▶ [Source data]

────────────────────────────────────────

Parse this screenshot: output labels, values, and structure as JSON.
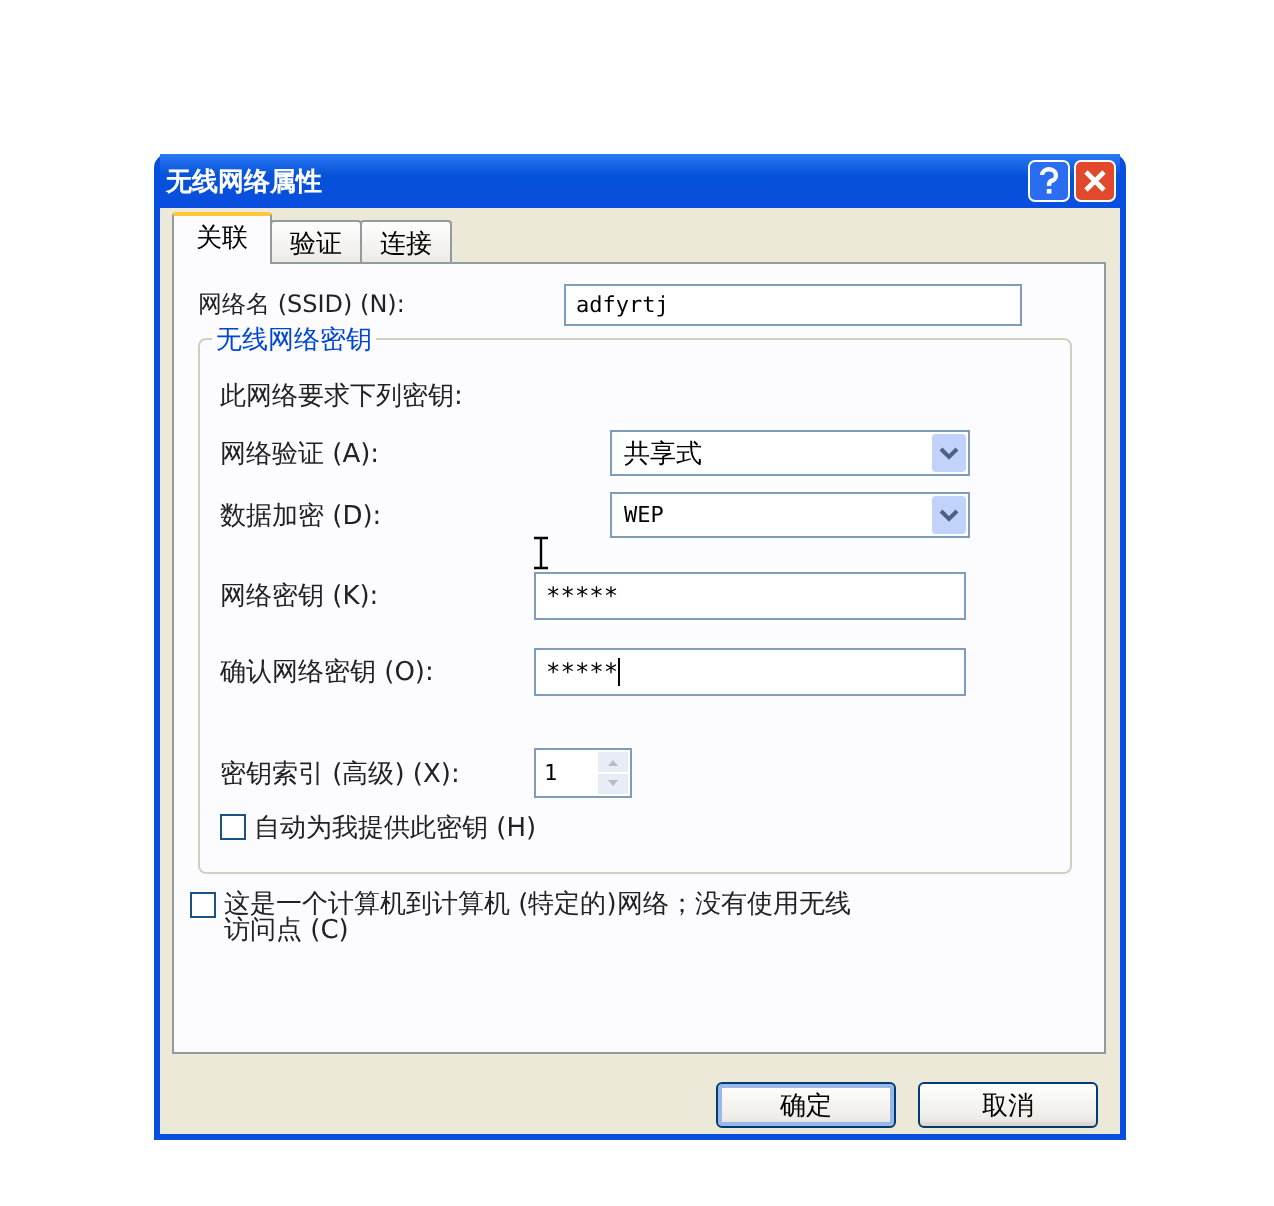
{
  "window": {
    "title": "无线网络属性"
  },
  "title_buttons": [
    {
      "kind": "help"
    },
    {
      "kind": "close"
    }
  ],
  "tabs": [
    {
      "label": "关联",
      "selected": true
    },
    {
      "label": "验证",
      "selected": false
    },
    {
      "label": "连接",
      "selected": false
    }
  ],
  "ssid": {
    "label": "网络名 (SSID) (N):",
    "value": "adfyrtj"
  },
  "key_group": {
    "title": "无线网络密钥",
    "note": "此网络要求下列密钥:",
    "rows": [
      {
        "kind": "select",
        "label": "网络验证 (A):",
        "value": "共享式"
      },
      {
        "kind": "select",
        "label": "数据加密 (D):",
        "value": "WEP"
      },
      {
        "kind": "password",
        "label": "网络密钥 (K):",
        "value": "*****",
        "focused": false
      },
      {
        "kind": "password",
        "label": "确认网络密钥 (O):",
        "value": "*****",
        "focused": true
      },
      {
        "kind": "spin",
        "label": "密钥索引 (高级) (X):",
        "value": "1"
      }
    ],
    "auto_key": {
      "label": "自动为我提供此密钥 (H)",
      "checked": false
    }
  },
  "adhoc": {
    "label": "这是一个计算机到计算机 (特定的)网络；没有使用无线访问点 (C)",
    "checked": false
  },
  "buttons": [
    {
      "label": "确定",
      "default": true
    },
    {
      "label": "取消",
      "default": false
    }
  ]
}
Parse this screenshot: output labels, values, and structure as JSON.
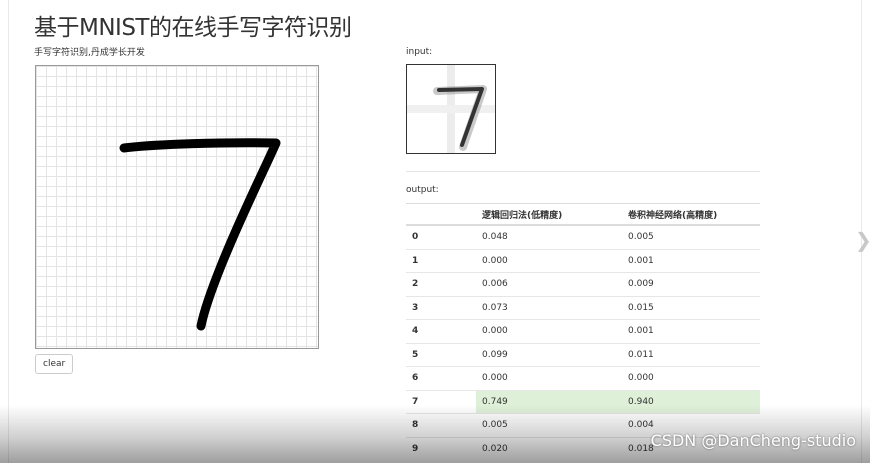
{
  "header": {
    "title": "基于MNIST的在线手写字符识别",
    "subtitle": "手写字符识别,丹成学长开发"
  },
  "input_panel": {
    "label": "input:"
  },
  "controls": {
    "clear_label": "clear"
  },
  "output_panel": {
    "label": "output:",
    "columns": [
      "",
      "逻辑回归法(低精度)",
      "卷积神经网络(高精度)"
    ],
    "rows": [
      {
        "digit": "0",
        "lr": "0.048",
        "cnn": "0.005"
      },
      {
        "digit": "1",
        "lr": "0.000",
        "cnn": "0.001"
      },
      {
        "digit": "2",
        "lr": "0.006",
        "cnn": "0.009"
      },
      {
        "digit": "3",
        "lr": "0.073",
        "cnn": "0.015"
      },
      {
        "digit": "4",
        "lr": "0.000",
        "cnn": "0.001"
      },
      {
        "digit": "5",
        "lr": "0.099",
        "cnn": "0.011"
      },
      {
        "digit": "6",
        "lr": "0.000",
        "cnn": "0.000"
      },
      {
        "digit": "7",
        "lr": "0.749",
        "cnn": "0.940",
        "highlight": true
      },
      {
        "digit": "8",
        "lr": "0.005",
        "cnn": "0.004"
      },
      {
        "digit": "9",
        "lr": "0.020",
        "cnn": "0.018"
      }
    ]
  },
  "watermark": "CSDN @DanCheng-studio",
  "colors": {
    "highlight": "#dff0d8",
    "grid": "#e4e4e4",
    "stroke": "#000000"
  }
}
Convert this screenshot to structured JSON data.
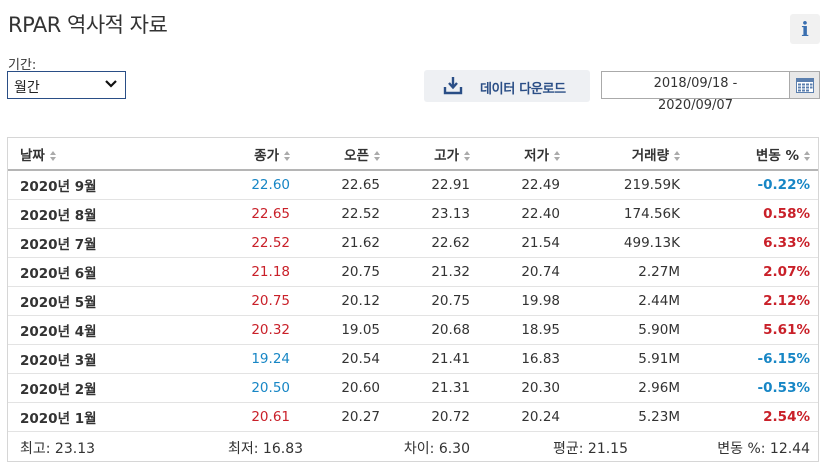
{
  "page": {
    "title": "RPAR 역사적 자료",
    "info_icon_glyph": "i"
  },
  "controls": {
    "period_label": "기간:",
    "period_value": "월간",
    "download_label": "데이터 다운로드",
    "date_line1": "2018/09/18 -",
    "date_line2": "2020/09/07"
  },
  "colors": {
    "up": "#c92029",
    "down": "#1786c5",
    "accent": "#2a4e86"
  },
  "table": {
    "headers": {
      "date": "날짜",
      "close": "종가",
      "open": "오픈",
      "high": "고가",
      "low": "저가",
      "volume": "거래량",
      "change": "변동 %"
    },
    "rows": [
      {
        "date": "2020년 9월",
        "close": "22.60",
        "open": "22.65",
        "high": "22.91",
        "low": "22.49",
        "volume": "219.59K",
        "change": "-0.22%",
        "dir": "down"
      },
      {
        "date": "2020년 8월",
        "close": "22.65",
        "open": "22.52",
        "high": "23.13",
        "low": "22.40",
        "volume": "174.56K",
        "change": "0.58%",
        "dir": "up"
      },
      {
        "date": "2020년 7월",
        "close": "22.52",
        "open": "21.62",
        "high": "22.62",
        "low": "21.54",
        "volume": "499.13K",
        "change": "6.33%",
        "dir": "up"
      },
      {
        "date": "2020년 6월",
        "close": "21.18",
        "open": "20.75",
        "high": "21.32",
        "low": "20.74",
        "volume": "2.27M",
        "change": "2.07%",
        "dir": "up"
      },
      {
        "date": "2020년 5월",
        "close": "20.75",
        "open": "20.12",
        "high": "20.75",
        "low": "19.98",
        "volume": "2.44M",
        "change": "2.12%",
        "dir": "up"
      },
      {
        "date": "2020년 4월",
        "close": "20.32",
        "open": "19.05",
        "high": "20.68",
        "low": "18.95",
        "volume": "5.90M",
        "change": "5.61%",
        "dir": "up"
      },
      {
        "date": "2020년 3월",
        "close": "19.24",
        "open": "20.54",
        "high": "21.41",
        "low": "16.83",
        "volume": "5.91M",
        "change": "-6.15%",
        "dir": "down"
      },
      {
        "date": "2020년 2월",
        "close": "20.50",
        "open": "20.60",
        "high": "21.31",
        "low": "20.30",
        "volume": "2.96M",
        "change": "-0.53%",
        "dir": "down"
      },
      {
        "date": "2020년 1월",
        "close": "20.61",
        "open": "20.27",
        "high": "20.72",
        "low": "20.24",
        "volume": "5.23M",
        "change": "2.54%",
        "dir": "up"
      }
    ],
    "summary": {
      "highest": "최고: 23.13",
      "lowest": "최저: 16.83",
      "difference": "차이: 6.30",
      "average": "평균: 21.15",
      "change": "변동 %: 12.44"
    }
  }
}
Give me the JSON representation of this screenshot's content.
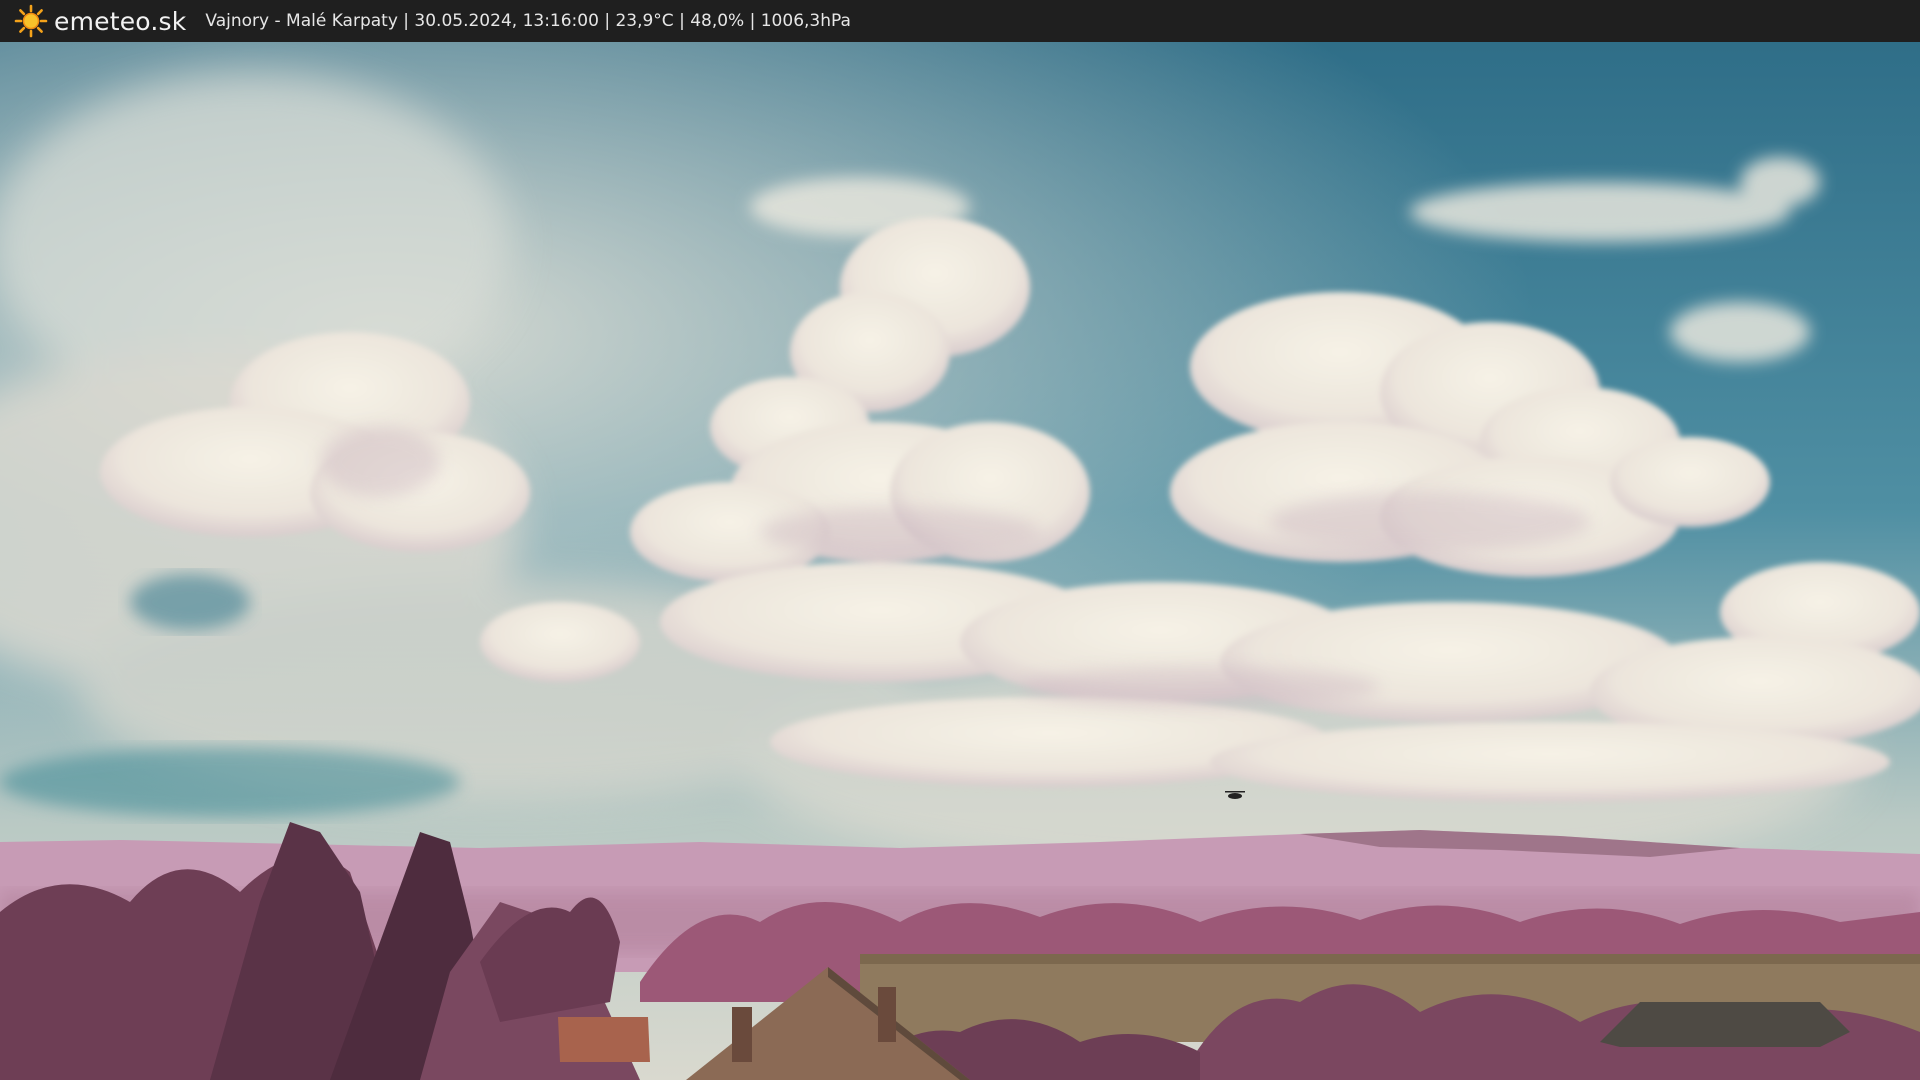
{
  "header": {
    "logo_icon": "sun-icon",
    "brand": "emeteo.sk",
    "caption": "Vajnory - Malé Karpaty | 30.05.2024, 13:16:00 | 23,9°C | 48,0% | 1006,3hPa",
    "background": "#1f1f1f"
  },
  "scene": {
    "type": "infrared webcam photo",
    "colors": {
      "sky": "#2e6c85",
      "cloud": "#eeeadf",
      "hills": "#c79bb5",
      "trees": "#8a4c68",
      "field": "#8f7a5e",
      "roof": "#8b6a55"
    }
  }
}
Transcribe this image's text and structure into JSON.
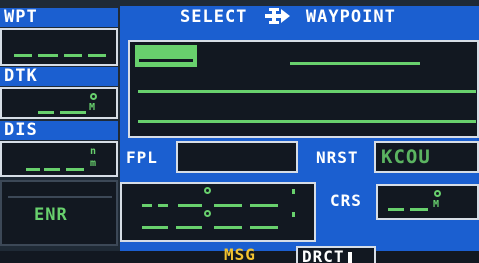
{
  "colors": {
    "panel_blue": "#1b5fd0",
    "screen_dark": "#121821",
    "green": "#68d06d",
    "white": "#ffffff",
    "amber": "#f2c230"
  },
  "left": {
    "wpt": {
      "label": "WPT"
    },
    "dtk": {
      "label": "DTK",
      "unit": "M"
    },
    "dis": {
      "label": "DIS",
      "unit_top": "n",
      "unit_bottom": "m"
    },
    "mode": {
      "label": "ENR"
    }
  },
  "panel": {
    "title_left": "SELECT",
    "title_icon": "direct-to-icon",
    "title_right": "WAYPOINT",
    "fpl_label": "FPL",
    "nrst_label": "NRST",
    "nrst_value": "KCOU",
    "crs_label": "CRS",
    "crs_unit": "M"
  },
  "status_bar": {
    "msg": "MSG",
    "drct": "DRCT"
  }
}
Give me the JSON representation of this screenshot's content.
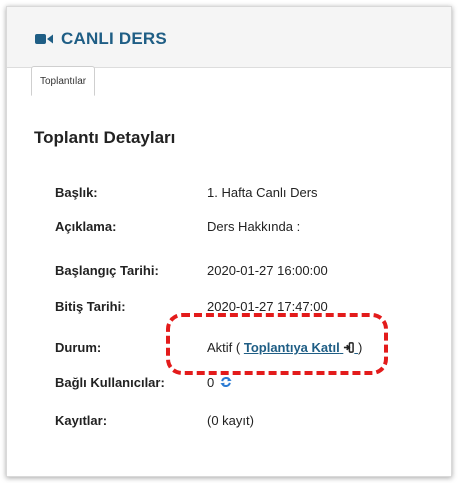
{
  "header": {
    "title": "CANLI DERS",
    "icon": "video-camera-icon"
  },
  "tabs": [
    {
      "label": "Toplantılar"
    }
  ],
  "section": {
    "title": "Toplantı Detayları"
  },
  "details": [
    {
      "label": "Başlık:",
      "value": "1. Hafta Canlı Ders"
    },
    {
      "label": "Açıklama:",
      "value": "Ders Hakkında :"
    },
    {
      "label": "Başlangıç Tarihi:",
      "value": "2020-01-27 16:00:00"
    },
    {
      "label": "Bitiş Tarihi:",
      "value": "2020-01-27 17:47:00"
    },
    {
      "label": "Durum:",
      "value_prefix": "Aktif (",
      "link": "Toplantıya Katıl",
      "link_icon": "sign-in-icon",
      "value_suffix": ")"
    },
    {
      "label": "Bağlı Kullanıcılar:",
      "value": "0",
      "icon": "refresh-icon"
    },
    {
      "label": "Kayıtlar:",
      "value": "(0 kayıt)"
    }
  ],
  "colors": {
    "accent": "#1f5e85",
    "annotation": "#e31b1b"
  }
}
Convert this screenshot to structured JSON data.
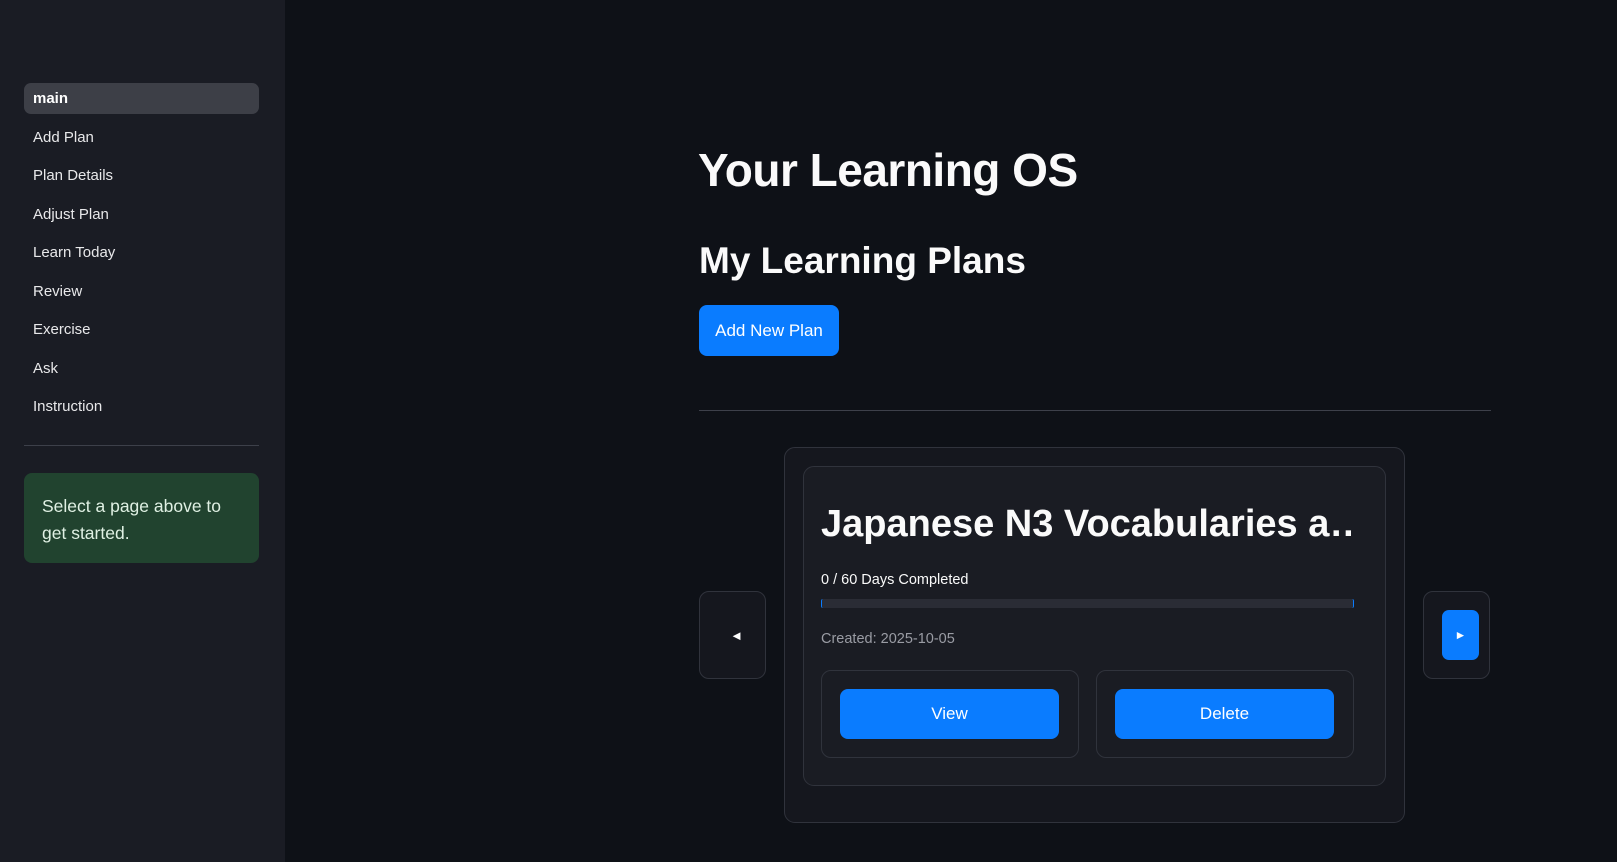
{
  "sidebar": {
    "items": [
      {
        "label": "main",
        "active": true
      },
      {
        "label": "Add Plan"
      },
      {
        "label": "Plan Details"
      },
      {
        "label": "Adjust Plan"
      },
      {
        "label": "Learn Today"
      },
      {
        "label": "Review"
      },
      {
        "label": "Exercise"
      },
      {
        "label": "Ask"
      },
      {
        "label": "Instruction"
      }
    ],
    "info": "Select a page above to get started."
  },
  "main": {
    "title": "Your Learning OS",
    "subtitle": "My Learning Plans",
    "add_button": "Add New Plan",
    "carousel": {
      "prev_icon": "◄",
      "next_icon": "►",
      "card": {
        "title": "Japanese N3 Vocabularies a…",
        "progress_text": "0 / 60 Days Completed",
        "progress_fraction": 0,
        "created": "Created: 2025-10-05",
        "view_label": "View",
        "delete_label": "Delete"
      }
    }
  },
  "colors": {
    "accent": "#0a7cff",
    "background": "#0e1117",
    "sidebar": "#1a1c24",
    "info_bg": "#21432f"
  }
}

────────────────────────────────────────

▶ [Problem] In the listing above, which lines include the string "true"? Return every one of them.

▶ [Response to the task]
      "selected": true
        "focused": true
      "default": true
        "highlight": true
        "active": true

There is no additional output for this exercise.